TASK STATEMENT — Extract all lines in the data that contain the word "Insert".

AVAILABLE DATA —

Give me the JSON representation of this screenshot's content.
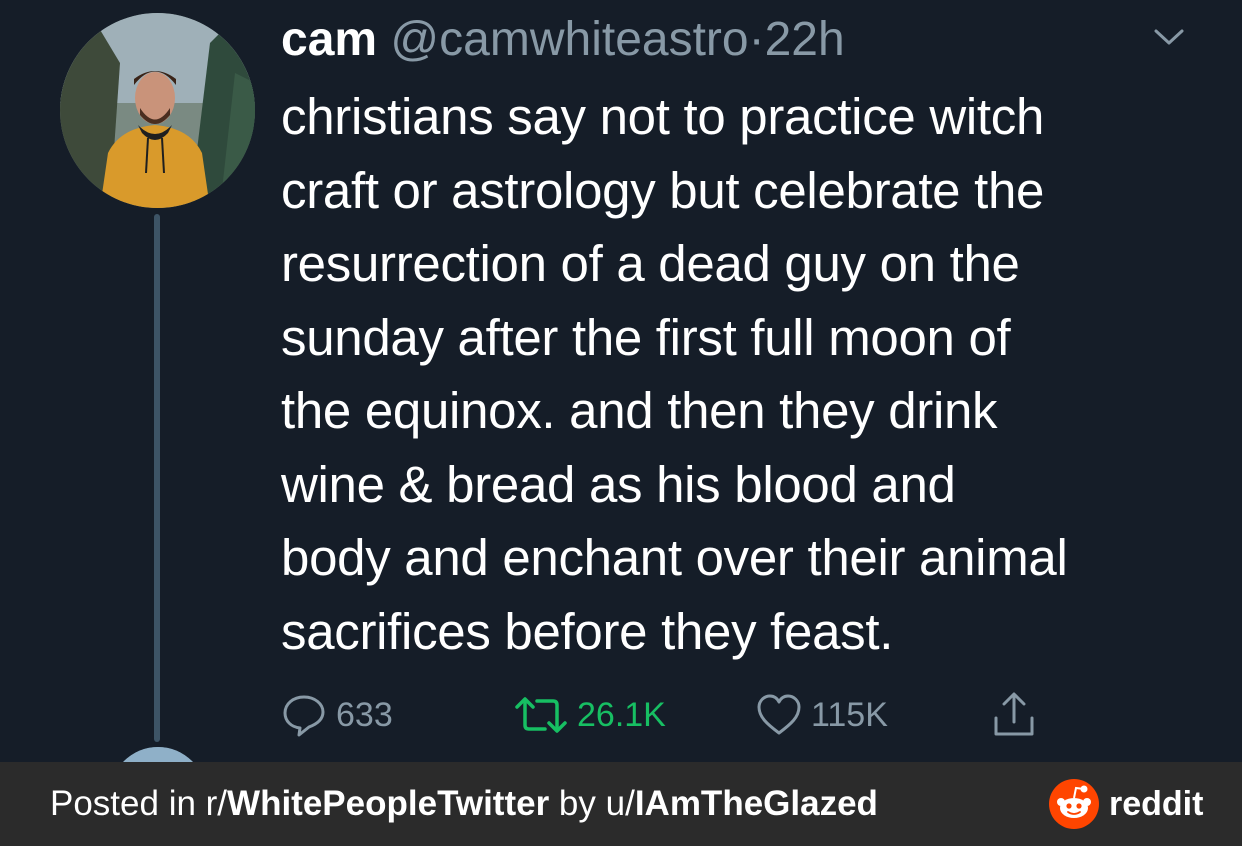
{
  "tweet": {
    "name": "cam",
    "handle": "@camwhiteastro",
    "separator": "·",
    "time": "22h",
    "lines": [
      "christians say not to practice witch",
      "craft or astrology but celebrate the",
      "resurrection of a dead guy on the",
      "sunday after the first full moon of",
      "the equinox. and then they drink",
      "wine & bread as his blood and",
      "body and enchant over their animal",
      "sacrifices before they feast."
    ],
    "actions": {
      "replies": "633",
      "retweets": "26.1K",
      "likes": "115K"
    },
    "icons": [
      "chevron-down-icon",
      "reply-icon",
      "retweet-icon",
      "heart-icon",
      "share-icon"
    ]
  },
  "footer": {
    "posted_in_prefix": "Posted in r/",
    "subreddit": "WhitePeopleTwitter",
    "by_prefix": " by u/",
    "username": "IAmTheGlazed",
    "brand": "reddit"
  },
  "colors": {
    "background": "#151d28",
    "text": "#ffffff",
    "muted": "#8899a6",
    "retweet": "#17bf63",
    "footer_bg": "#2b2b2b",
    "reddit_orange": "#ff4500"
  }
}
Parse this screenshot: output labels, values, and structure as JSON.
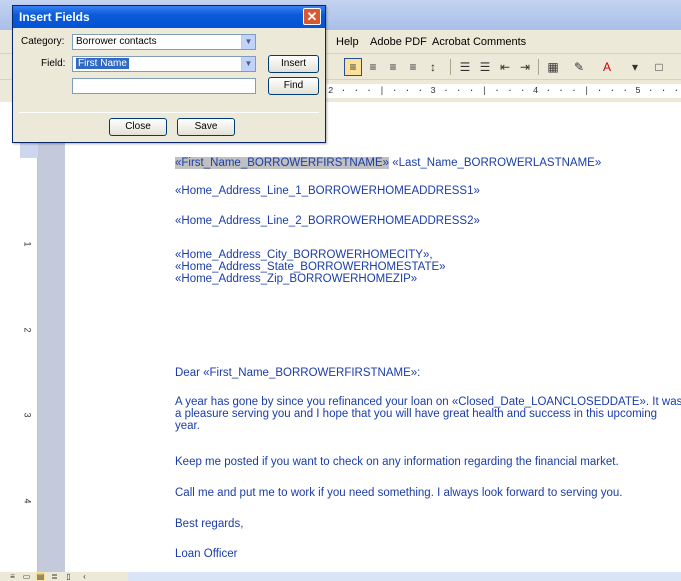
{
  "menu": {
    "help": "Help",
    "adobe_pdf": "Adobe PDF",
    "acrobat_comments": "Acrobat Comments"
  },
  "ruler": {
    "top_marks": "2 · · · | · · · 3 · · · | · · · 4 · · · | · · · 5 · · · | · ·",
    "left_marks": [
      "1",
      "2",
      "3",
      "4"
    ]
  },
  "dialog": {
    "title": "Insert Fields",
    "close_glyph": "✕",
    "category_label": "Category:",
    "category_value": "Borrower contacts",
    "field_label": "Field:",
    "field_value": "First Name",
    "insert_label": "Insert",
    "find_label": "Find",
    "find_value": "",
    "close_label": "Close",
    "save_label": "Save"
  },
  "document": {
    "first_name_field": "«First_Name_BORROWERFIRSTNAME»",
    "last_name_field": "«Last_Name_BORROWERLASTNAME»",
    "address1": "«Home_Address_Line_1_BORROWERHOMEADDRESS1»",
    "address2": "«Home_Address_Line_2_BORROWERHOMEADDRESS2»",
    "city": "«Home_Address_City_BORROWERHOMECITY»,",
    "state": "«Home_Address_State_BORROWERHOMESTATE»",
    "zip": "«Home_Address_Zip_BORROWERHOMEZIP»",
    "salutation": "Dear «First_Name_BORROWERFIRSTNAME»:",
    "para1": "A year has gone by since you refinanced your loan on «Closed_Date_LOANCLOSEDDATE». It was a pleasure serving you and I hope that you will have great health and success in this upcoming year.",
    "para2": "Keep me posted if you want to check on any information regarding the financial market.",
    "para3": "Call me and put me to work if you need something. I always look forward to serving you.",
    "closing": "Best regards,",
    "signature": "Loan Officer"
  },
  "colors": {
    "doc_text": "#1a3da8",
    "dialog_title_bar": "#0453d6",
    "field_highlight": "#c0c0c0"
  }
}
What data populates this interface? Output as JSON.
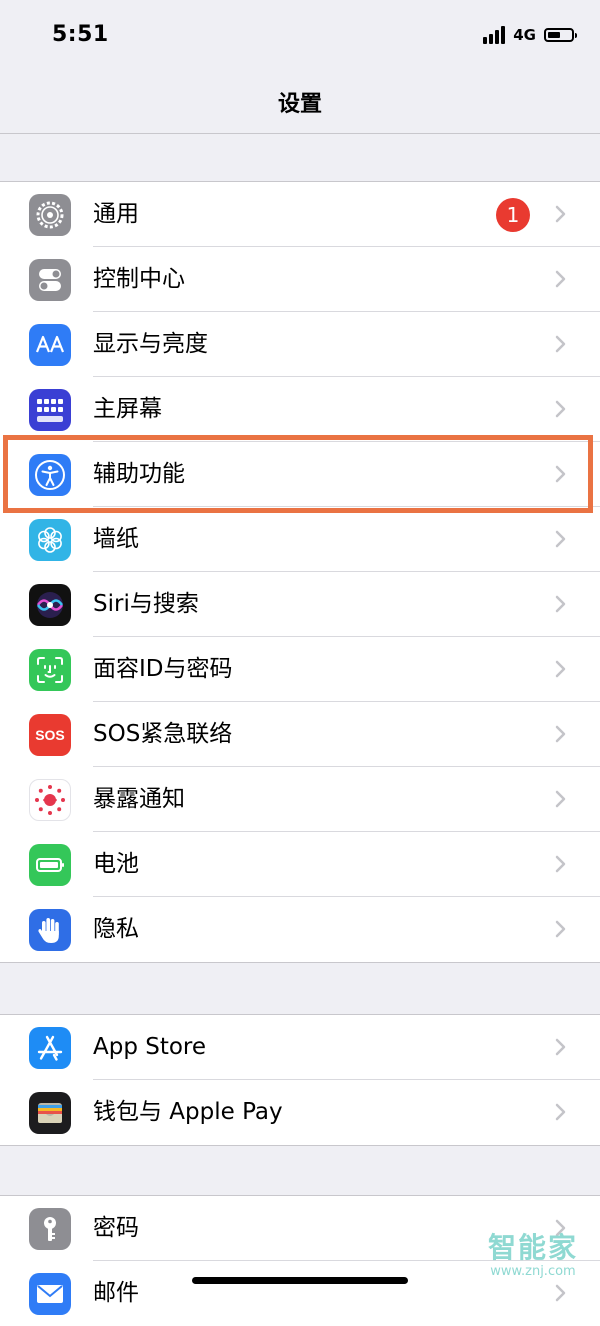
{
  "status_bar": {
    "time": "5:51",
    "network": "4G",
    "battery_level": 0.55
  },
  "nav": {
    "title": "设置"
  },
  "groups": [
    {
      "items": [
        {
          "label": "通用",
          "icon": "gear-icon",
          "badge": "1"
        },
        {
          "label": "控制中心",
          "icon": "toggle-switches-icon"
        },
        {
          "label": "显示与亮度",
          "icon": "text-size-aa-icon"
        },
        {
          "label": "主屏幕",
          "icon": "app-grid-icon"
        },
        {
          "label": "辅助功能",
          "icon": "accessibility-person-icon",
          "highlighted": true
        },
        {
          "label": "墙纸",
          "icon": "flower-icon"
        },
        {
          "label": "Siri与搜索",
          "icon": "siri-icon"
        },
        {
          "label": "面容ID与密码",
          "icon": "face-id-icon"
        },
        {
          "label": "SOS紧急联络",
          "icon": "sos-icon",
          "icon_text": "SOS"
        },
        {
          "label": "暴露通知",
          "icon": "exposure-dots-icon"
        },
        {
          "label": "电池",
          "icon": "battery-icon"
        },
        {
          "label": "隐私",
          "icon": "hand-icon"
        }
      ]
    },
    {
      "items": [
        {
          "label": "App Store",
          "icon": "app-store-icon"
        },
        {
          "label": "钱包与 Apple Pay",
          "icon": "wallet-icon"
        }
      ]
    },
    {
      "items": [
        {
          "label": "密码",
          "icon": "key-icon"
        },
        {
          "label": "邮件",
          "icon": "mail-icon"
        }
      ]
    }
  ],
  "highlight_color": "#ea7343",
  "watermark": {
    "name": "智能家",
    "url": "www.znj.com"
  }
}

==

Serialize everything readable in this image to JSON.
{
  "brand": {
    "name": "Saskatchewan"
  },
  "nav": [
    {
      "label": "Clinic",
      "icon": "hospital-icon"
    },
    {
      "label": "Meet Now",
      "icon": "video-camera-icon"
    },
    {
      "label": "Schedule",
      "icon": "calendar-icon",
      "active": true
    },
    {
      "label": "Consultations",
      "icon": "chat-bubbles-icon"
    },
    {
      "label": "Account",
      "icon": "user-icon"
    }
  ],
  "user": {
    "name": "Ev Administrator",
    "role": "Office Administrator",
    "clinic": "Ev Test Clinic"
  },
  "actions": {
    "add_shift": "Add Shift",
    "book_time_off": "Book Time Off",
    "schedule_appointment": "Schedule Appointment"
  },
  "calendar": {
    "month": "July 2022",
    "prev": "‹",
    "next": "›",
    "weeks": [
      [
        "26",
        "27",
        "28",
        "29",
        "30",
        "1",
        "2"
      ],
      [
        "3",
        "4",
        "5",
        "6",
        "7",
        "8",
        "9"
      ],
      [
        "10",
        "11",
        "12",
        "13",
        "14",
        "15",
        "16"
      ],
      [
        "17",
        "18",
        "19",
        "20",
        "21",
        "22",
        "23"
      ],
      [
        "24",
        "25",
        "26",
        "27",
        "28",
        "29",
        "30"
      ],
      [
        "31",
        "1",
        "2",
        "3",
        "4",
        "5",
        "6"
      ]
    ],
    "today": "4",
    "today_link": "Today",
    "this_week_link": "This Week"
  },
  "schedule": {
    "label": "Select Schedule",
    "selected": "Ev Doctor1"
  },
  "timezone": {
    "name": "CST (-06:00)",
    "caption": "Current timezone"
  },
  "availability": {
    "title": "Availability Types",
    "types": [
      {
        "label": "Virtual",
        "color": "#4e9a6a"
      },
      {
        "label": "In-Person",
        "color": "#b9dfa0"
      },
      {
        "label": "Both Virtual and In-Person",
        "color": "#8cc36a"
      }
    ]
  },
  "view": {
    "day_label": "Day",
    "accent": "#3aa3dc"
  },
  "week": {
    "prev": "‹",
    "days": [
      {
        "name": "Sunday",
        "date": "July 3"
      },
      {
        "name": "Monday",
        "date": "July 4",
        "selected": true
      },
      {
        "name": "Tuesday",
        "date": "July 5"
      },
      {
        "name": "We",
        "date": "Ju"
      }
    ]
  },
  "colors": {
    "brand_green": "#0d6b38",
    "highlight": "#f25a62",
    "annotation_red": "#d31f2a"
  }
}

ANSWER BOX —
    "title": "Insert Fields",
    "insert_label": "Insert",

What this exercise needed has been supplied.